As concerns about keeping teachers mount, here’s something to consider: Teachers in most states across the country don’t have duty-free lunch, bathroom, or planning breaks protected by law. In some cases, teachers find themselves going without bathroom breaks and working overtime to make up for lost planning time.
But last week, South Carolina joined a list of at least 23 other states that have laws protecting duty-free breaks for teachers. The South Carolina law, which Gov. Henry McMaster signed on May 16, gives elementary and special education teachers a 30-minute break each day free of responsibilities, which is typical of such laws, some of which date back to the 1960s.
“This is the kind of thing that shouldn’t necessarily require legislative action,” said Patrick Kelly, a teacher in Columbia, S.C., and director of governmental affairs for the Palmetto State Teachers Association. “It should be something that, in many cases, school leadership should be able to figure out.”
Many teachers in states without duty-free lunch or break laws still have break times throughout the day. District and school officials have the power to establish their own policies on teacher breaks. Without a law, however, there’s no penalty for not doing that.

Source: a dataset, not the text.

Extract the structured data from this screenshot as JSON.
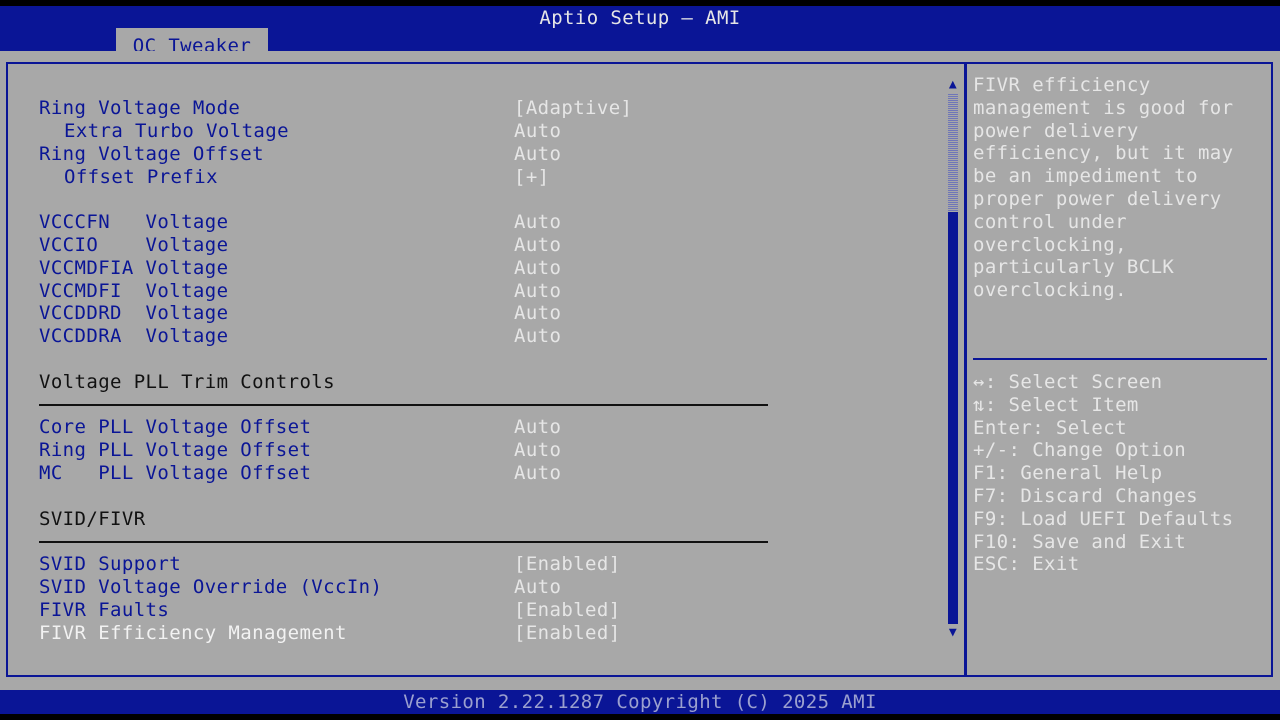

Some states—including Colorado, Maine, Nevada, New Hampshire, North Dakota, and Rhode Island—don’t have a duty-free break law specific to teachers, but have labor laws that require employers to offer breaks throughout the work day.
A help in retaining teachers?
Recent teacher shortage crises have pushed lawmakers to focus on educator retention, including laws addressing school climate and workplace retention.
In South Carolina, the situation is dire. There were 1,063 teacher vacancies in the state as of September and October, according to the Center for Educator Recruitment, Retention and Advancement, a South Carolina nonprofit dedicated to teacher retention. The number is a 15.5 percent increase from the 2020-21 school year.
“The scope of the teacher shortage ... is growing so rapidly and becoming so immense that policymakers are understanding that they have to do something to better recruit and retain teachers in our state,” Kelly said.
The issue has been exacerbated by the COVID-19 pandemic, in which teachers found themselves having to juggle students both in person and online throughout the school day. That situation, which Kelly describes as a “dual-modality environment,” led many teachers to go without breaks.
The South Carolina law is focused on elementary and special education teachers because they are most likely to forfeit break times in order to keep an eye on students.
The state doesn’t have hard data on workplace conditions, but Kelly did his own survey of 300 of his colleagues three years ago. A third of the elementary teachers included in the survey said they regularly didn’t have a bathroom break all day.
The law will be a welcome change for those teachers, Kelly said.
“This is a good starting place — just basic working conditions, where people have time to go to the restroom, to eat their lunch, to plan, to grade,” he said.
But for Kelly, the law is only a “base level” answer to teacher shortages. Much more needs to be done in the state and across the country to ensure that teachers remain in the profession, he said.
“So much of the discussion in national education discourse right now is about the curriculum or it’s about educational settings and choice, but at the end of the day all of those debates are moot if you don’t have sufficient numbers of high-quality teachers,” he said.